The task: Pull every line with "background" from the entries below.

=== Section Start ===

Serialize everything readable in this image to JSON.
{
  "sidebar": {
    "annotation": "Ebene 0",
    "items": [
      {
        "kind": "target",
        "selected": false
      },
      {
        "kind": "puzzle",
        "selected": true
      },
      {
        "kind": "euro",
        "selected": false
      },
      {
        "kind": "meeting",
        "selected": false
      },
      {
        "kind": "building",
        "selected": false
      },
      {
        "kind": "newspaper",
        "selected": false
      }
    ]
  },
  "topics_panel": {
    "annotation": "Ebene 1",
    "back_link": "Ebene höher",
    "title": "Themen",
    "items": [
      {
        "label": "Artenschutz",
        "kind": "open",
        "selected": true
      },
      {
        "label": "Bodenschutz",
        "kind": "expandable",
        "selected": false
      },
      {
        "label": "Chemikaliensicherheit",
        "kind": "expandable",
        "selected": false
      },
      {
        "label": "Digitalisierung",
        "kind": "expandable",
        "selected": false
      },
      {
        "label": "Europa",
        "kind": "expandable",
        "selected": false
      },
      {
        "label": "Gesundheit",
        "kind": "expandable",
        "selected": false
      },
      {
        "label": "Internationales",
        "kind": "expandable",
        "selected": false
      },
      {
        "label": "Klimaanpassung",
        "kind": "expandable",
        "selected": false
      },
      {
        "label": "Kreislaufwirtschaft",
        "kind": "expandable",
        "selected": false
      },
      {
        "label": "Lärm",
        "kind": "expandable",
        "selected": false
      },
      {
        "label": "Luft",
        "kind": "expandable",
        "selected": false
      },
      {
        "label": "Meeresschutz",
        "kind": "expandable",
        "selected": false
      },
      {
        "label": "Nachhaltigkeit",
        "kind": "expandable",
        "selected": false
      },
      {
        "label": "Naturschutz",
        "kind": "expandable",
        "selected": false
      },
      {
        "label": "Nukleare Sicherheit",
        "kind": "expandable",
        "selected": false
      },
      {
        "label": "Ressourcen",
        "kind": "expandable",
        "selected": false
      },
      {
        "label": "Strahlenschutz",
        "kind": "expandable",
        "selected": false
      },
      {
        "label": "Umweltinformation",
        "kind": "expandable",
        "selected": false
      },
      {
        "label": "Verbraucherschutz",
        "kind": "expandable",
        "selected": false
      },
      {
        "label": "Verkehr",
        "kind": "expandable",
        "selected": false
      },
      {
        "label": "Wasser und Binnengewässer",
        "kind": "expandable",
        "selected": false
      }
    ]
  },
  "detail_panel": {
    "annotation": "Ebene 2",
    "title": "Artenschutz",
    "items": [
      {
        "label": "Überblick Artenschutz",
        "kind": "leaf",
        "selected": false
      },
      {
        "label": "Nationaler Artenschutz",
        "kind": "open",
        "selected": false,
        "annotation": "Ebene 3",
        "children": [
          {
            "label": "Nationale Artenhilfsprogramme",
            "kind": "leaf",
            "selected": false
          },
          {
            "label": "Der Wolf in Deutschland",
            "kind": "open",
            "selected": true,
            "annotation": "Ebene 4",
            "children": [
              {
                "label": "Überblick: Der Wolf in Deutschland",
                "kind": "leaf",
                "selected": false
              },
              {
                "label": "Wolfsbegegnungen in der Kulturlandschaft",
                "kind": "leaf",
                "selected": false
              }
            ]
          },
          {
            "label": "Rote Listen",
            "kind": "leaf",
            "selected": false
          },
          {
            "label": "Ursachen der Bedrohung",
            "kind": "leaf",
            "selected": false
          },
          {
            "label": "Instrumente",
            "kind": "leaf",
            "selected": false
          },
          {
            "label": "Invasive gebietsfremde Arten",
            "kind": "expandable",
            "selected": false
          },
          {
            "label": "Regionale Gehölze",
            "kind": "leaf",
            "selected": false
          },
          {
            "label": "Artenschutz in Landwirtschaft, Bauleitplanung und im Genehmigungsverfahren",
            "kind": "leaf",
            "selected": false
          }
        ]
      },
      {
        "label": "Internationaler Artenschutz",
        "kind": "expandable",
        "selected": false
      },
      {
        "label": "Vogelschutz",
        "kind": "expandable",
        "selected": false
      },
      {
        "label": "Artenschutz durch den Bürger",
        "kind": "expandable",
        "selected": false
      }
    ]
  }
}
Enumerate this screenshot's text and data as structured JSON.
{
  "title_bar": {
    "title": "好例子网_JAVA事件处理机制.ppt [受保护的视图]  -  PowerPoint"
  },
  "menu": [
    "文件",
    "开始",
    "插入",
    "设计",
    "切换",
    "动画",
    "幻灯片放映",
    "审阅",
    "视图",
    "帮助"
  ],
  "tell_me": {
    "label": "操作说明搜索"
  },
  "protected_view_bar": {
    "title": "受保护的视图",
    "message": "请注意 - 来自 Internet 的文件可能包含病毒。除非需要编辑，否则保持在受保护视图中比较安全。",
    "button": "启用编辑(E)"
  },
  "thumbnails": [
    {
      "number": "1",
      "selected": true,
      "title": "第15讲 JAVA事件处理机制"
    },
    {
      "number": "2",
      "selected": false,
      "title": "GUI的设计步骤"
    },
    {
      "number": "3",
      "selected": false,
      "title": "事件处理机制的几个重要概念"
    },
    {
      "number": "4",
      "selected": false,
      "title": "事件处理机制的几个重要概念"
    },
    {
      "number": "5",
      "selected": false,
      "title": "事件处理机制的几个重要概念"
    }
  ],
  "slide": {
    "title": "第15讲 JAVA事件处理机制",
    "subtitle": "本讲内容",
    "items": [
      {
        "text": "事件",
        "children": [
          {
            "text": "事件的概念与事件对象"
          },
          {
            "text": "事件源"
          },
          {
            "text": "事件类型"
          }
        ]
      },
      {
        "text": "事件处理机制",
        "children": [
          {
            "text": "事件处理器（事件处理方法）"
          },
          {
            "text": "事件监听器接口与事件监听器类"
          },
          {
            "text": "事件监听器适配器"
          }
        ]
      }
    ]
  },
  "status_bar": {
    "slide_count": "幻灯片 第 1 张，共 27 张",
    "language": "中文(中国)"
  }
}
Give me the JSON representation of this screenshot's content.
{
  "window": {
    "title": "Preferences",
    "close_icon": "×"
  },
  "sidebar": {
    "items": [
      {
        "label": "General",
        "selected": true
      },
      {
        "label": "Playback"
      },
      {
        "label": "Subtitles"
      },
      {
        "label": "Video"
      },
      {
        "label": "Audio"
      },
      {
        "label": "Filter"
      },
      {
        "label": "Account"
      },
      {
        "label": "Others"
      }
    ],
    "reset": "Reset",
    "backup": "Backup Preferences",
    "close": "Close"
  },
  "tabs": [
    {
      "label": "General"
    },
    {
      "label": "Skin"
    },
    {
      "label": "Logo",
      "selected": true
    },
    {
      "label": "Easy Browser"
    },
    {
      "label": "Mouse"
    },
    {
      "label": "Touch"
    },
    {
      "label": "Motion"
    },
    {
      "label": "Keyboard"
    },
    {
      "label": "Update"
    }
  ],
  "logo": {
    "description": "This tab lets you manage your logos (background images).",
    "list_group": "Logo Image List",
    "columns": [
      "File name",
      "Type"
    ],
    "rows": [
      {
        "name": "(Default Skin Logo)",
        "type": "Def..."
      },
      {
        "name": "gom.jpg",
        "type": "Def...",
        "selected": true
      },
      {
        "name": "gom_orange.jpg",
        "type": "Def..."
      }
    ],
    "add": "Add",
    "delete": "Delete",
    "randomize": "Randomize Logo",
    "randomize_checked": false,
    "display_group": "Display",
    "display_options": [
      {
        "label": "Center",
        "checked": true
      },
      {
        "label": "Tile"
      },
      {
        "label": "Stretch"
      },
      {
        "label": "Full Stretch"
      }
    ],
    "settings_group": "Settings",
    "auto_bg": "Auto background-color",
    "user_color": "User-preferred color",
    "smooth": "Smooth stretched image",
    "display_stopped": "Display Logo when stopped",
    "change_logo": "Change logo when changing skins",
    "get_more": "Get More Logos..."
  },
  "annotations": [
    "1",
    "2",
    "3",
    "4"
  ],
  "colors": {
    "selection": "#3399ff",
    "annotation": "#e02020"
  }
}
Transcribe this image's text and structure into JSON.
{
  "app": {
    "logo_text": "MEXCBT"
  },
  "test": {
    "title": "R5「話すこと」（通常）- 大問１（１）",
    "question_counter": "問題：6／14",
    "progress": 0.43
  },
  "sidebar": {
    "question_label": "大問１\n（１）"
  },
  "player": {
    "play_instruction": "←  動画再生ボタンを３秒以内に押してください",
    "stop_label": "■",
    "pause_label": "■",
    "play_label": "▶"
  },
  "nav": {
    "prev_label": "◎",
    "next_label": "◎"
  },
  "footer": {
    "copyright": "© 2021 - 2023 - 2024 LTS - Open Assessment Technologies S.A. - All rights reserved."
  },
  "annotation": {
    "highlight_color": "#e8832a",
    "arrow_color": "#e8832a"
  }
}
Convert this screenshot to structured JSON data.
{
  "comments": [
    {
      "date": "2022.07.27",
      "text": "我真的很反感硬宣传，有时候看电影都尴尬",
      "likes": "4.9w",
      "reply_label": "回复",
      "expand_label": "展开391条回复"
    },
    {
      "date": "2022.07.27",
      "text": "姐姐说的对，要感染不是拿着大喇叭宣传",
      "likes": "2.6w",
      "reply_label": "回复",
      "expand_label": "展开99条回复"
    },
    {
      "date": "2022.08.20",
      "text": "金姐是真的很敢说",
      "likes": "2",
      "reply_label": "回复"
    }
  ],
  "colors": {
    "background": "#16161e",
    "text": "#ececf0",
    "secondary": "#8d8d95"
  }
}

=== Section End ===

Answer section:
    "description": "This tab lets you manage your logos (background images).",
    "auto_bg": "Auto background-color",
    "background": "#16161e",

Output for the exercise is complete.